Sure the Roads Are Safer...But Come On!

It was March 17, 1992. I turned 16 and walked into the DMV. I took a written test and a driving test. I remember getting a 99% on the driving test but I don't remember the written. All I truly cared about was the fact that I walked out of there with my driver's license. (RABBIT Trail: Did you know the California DMV calls it a "Driver License?" Note there is no possession on the word "Driver.")

Now I'm about to turn 32 years old and I'm shocked. The various blogs I read on automotive news are all posting articles about the reduction in 16 year olds getting their driver's licenses. What is the world coming to?

For me, this was so important. My mom said I worked harder for this then she had ever seen. I lined up my driver's education classes, called the insurance company, setup the DMV test, got a job to pay for the expenses, and only needed Mom's help to get me to the DMV on the 17th. I drove home, newly licensed.

I drove my parents 1976 VW Diesel Rabbit. They drove their 1987 Taurus. I had the better car. HAHAHAHAHA. Here's a picture of what it looked like. This isn't mine but it's close.

So according to the articles, some of the reasons for the drop in 16 years getting there driver's licenses has to do with the lack of public school driver's ed, more strict driving laws for the youngsters, and increased insurance rates.

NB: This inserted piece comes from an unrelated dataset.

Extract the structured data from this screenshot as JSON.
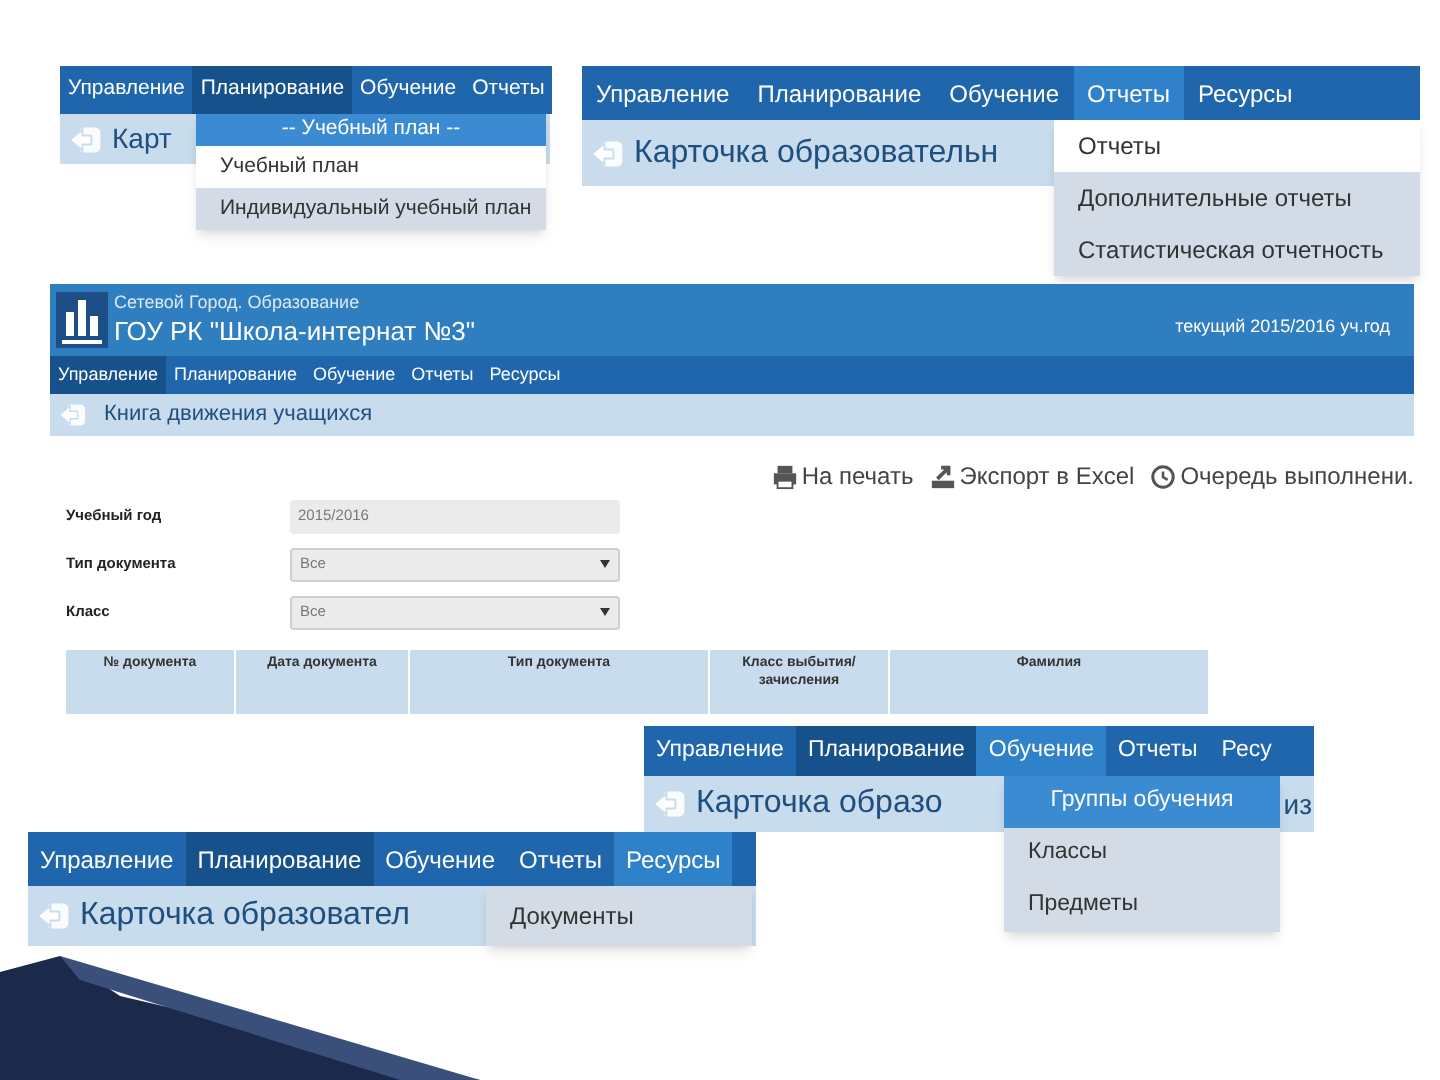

Over the last decade, a 14% drop in teens getting there DLs has been reported by the Federal Highway Administration. In 2006, only 29.8% of 16 year olds got them.

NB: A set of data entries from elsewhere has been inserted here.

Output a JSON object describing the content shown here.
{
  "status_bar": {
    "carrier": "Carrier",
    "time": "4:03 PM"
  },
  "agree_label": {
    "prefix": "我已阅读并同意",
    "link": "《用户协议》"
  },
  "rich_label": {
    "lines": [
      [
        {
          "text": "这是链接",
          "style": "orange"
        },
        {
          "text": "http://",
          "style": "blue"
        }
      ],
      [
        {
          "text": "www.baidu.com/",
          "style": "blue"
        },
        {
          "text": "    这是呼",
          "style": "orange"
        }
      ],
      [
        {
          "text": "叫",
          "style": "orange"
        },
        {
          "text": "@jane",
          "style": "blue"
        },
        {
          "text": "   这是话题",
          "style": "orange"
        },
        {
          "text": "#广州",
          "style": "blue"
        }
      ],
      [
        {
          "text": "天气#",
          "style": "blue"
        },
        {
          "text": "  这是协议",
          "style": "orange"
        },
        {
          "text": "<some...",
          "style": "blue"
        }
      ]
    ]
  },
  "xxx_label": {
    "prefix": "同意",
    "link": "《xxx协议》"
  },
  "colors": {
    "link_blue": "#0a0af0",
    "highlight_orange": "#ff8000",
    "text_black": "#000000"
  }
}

So, sure the roads are safer without these crazy "chillins" behind the wheel of mommy's car, but come on! What is wrong with these kids? I was so passionate about getting my license I went out and got a job. And I still claim I can make a pizza better than most. And I still believe I am a great driver. When you're 16, you go out there and push the limits of the vehicle to see what it can do. I was able to use those learned skills in my EVOC (Emergency Vehicle Operations Course) classes in the police academy. Ask my partner from the academy, I caught the rabbit car, I impressed my instructor, and I scared my partner several times with my mad driving skills.

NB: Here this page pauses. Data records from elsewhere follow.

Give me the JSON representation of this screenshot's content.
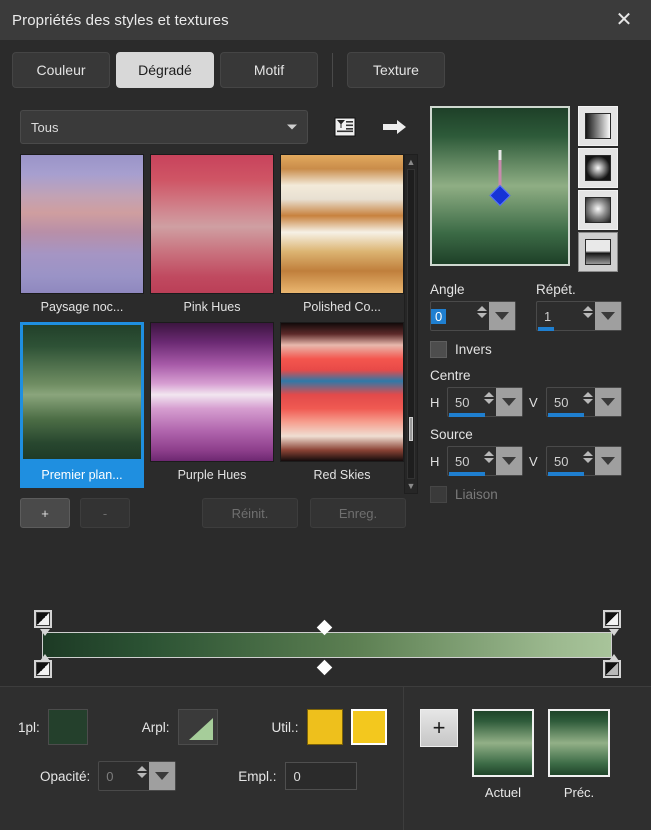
{
  "window": {
    "title": "Propriétés des styles et textures",
    "close_icon": "close-icon",
    "close_glyph": "✕"
  },
  "tabs": [
    {
      "label": "Couleur",
      "active": false
    },
    {
      "label": "Dégradé",
      "active": true
    },
    {
      "label": "Motif",
      "active": false
    },
    {
      "label": "Texture",
      "active": false
    }
  ],
  "toolbar": {
    "category_value": "Tous",
    "list_icon": "list-view-icon",
    "arrow_icon": "arrow-right-icon"
  },
  "gradients": [
    {
      "name": "Paysage noc...",
      "css": "linear-gradient(to bottom,#9a94c8 0%,#a79fcf 14%,#c2a2b4 30%,#cf9e9f 42%,#b88fa8 56%,#a595c4 72%,#9a93c6 88%,#8f88bf 100%)"
    },
    {
      "name": "Pink Hues",
      "css": "linear-gradient(to bottom,#c8435c 0%,#cf5565 18%,#d08a92 42%,#cf9fa2 52%,#c9737f 70%,#c04a60 88%,#bb3f57 100%)"
    },
    {
      "name": "Polished Co...",
      "css": "linear-gradient(to bottom,#e2a95e 0%,#c98c4a 10%,#f3ead9 22%,#e8e0d2 32%,#c8823e 44%,#f6f1e6 56%,#dcb472 70%,#c07f3c 84%,#eab770 100%)"
    },
    {
      "name": "Premier plan...",
      "css": "linear-gradient(to bottom,#22402a 0%,#2e5236 16%,#6f8d62 44%,#8aa57c 52%,#4d6e46 70%,#28472f 88%,#1f3b27 100%)",
      "selected": true
    },
    {
      "name": "Purple Hues",
      "css": "linear-gradient(to bottom,#3c1540 0%,#6b2a73 14%,#a75aa8 30%,#d79fd2 44%,#f2e6f0 52%,#d69ed0 62%,#b166ae 78%,#8e3f8c 92%,#6d2871 100%)"
    },
    {
      "name": "Red Skies",
      "css": "linear-gradient(to bottom,#120a0a 0%,#5d2a2a 8%,#e8b8ad 16%,#f4564e 26%,#e84a48 34%,#2f79a8 42%,#e24a4a 52%,#f05a52 62%,#f6a090 72%,#efded2 82%,#8c4436 92%,#140c0c 100%)"
    }
  ],
  "list_actions": {
    "add_label": "+",
    "remove_label": "-",
    "reset_label": "Réinit.",
    "save_label": "Enreg."
  },
  "gradient_editor": {
    "bar_css": "linear-gradient(to right,#1d3a25 0%,#2b5233 18%,#5c7f52 55%,#9cb98f 90%,#a8c49a 100%)",
    "stops": [
      {
        "position": 0
      },
      {
        "position": 100
      }
    ],
    "midpoints": [
      {
        "position": 50
      }
    ]
  },
  "settings": {
    "preview_name": "gradient-preview",
    "types": [
      {
        "name": "linear",
        "active": false
      },
      {
        "name": "rectangular",
        "active": false
      },
      {
        "name": "radial",
        "active": false
      },
      {
        "name": "sunburst",
        "active": true
      }
    ],
    "angle_label": "Angle",
    "angle_value": "0",
    "repeat_label": "Répét.",
    "repeat_value": "1",
    "invers_label": "Invers",
    "invers_checked": false,
    "centre_label": "Centre",
    "centre_h_label": "H",
    "centre_h_value": "50",
    "centre_v_label": "V",
    "centre_v_value": "50",
    "source_label": "Source",
    "source_h_label": "H",
    "source_h_value": "50",
    "source_v_label": "V",
    "source_v_value": "50",
    "liaison_label": "Liaison",
    "liaison_checked": false
  },
  "bottombar": {
    "fg_label": "1pl:",
    "fg_color": "#24402c",
    "arpl_label": "Arpl:",
    "arpl_color": "#a6cd9a",
    "util_label": "Util.:",
    "util_color_1": "#eec01c",
    "util_color_2": "#f3c81e",
    "opacity_label": "Opacité:",
    "opacity_value": "0",
    "empl_label": "Empl.:",
    "empl_value": "0",
    "plus_label": "+",
    "current_label": "Actuel",
    "previous_label": "Préc."
  }
}
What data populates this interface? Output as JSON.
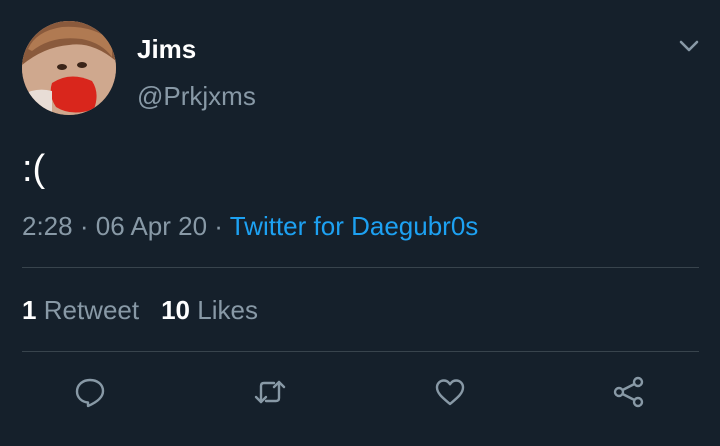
{
  "tweet": {
    "author": {
      "display_name": "Jims",
      "handle": "@Prkjxms"
    },
    "text": ":(",
    "meta": {
      "time": "2:28",
      "separator": "·",
      "date": "06 Apr 20",
      "source": "Twitter for Daegubr0s"
    },
    "stats": {
      "retweets_count": "1",
      "retweets_label": "Retweet",
      "likes_count": "10",
      "likes_label": "Likes"
    },
    "actions": {
      "reply_icon": "speech-bubble",
      "retweet_icon": "retweet-arrows",
      "like_icon": "heart",
      "share_icon": "share-nodes"
    }
  },
  "colors": {
    "background": "#15202b",
    "primary_text": "#ffffff",
    "secondary_text": "#8899a6",
    "link": "#1da1f2",
    "divider": "#38444d"
  }
}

It's a sad day when today's teens are more interested in other things, rather than driving a car. Video games, cell phones, computers, TV, all of it pales in comparison to driving the open roads of our great country. Of course, Placer County should spend some of its money on improving the quality of those roads, but it's still great to drive.